This solution is called demurrage. This word has several senses, but the one I mean here is a controlled, predictable inflation of the currency. With the proceeds being passed to CCGs and their SCGs, in proportion to the population of each CCG. This would spread the burden fairly, by in effect taxing fixed assets in the ACG, and other assets denominated in the ACG’s currency, at a rate in direct proportion to their value. It would also eliminate tax bureaucracy!
I envisage this demurrage would probably be done each month, to supply the month’s budget to each CCG and its SCG. And because these are non-profit organizations, any surplus remaining at the end of the month would be fed back to the people in the CCG, in the form of a per capita bonus.
Now, let’s look at some numbers again.

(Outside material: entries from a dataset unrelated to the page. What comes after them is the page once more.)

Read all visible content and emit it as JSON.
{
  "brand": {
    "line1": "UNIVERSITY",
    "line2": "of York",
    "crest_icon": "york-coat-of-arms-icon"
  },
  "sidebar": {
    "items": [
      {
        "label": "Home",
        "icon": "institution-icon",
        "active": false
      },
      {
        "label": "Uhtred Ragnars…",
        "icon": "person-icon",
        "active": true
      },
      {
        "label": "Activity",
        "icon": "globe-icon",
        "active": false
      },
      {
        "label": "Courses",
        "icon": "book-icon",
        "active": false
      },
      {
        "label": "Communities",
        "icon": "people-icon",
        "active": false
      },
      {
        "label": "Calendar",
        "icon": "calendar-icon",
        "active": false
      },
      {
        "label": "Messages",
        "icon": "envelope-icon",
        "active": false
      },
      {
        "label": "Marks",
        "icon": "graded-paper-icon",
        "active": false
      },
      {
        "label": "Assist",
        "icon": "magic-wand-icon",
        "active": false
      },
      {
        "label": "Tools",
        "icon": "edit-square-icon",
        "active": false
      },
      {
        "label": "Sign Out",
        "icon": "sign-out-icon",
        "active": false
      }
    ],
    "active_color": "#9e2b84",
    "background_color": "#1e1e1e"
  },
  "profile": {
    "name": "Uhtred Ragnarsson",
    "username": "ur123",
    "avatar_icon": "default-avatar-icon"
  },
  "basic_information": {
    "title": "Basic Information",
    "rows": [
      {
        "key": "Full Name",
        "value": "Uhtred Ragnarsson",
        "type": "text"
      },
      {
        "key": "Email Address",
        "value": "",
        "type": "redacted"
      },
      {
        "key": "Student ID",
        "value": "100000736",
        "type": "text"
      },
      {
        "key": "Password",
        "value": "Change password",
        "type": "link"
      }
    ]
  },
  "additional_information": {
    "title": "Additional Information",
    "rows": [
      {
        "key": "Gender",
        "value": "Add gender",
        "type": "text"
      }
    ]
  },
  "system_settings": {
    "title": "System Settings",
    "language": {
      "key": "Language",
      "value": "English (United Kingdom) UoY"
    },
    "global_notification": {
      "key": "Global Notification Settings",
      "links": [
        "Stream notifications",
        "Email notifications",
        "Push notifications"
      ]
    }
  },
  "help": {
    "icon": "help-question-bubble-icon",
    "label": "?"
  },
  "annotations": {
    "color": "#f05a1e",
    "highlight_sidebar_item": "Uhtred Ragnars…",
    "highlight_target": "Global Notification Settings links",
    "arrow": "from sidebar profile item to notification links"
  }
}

At 2017 prices, we need to raise £80 billion a year for protection services in a UK sized ACG. Add 15% for contingency, giving £92 billion. Now, the UK GDP (nominal) that year was £2.04 trillion, so the amount we need for the year is 4.5% of GDP. (In contrast to what the UK government actually took in 2017, which was 38% of GDP).
At the historical average wealth to GDP ratio, about 3.5, that would be 1.3% of total UK wealth. Though that ratio is currently higher than 3.5, meaning the demurrage required to cover all protection services is less than 1.3% per year. If we decided to go the whole way, and use demurrage to cover all activities of convivial governance – so no-one would ever have to pay any kind of “taxes” at all – then the inflation needed would still be less than 1.5% per year.

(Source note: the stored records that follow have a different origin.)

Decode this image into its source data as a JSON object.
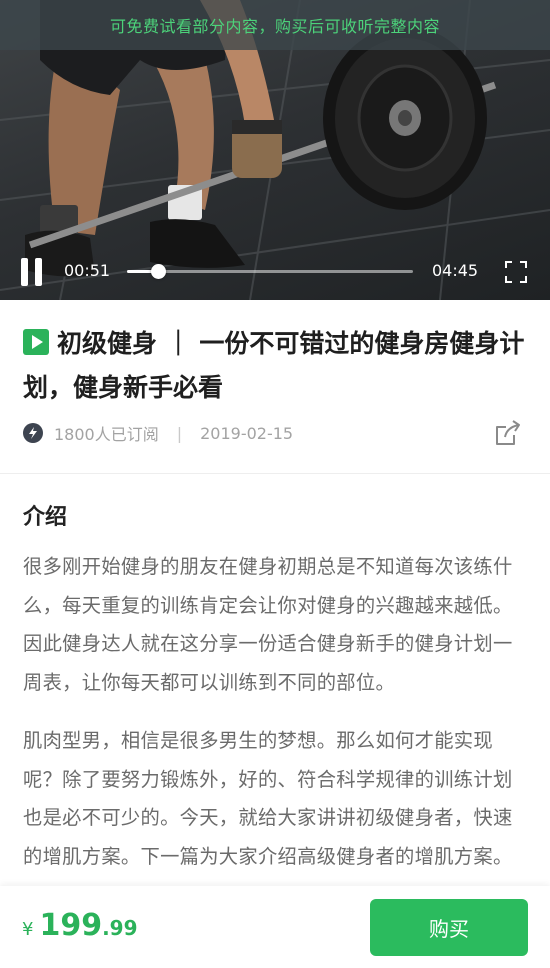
{
  "video": {
    "trial_notice": "可免费试看部分内容，购买后可收听完整内容",
    "current_time": "00:51",
    "total_time": "04:45",
    "progress_fraction": 0.11,
    "pause_icon": "pause-icon",
    "fullscreen_icon": "fullscreen-icon"
  },
  "course": {
    "type_icon": "video-play-badge-icon",
    "title": "初级健身 ｜ 一份不可错过的健身房健身计划，健身新手必看",
    "subscribers": "1800人已订阅",
    "separator": "|",
    "date": "2019-02-15",
    "share_icon": "share-icon"
  },
  "intro": {
    "heading": "介绍",
    "paragraphs": [
      "很多刚开始健身的朋友在健身初期总是不知道每次该练什么，每天重复的训练肯定会让你对健身的兴趣越来越低。因此健身达人就在这分享一份适合健身新手的健身计划一周表，让你每天都可以训练到不同的部位。",
      "肌肉型男，相信是很多男生的梦想。那么如何才能实现呢？除了要努力锻炼外，好的、符合科学规律的训练计划也是必不可少的。今天，就给大家讲讲初级健身者，快速的增肌方案。下一篇为大家介绍高级健身者的增肌方案。"
    ]
  },
  "purchase": {
    "currency": "¥",
    "price_integer": "199",
    "price_decimal": ".99",
    "buy_label": "购买"
  },
  "colors": {
    "accent": "#2bb25a",
    "trial_text": "#4cd27a",
    "body_text": "#6b6b6b",
    "meta_text": "#a3a3a3"
  }
}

In wartime, there might be additional levies, or a higher demurrage, for an expanded militia. But once we have got rid of the last political states, there will be no rationale for anyone to try to make a war. For, with all individuals on the look-out for real wrongdoings, anyone planning a war would find it hard to avoid detection for long. And under convivial governance and its ideal of common sense justice, anyone seeking to start a war would be extremely harshly punished. So, once the last state has gone, we will be able to reduce, and eventually abolish, all militaries. Along, of course, with the costs that go with them.

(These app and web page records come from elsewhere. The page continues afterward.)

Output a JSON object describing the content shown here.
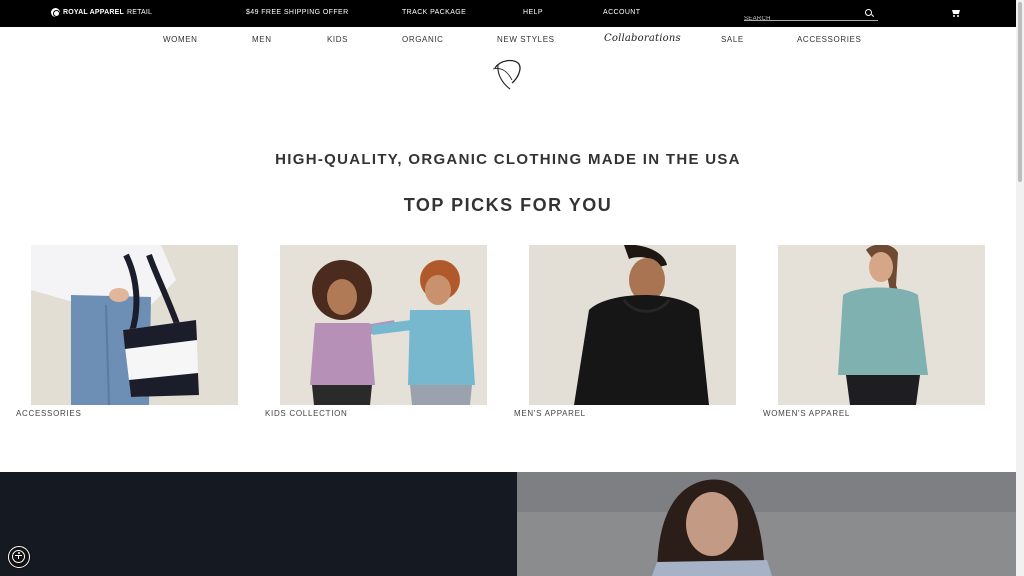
{
  "topbar": {
    "brand_bold": "ROYAL APPAREL",
    "brand_rest": "RETAIL",
    "links": [
      "$49 FREE SHIPPING OFFER",
      "TRACK PACKAGE",
      "HELP",
      "ACCOUNT"
    ],
    "search_placeholder": "SEARCH",
    "search_icon": "search-icon",
    "cart_icon": "cart-icon"
  },
  "nav": {
    "items": [
      "WOMEN",
      "MEN",
      "KIDS",
      "ORGANIC",
      "NEW STYLES",
      "Collaborations",
      "SALE",
      "ACCESSORIES"
    ]
  },
  "hero": {
    "tagline": "HIGH-QUALITY, ORGANIC CLOTHING MADE IN THE USA",
    "heading": "TOP PICKS FOR YOU"
  },
  "products": [
    {
      "label": "ACCESSORIES"
    },
    {
      "label": "KIDS COLLECTION"
    },
    {
      "label": "MEN'S APPAREL"
    },
    {
      "label": "WOMEN'S APPAREL"
    }
  ],
  "colors": {
    "topbar": "#000000",
    "banner_dark": "#151922",
    "photo_background": "#e3ded3"
  },
  "icons": {
    "logo": "swoosh-logo",
    "accessibility": "accessibility-icon"
  }
}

I won’t try to sum up this essay, or its three predecessors. Instead, I’ll offer a little ditty, to give an idea of what life might be like under convivial governance. It is modelled after the playground song “No more Latin, no more French.”
In a few years, how will things be,
When England is an ACG?
No more taxes, no more wars,
No more scheming behind closed doors.
No more lies or propaganda,
No more “justice” without candour.
No more politician prats,
No more bossy bureaucrats.
No more weasel words from moanies,
No more cushy jobs for cronies.
No more marxists, no more greens,
We all know that they’re has-beens.
No more fascists, no more tories,
We don’t listen to their stories.
No more barriers in the way
Of those who want to earn good pay.
No more taking of earned wealth,
Whether obvious or by stealth.
No more cameras all about,
Spying on us to catch us out.
No more tracking of our bytes,
No more trampling on our rights.
No more stops without good cause,
No more bad, politicized laws.
When England is an ACG,
Then all its people will be free.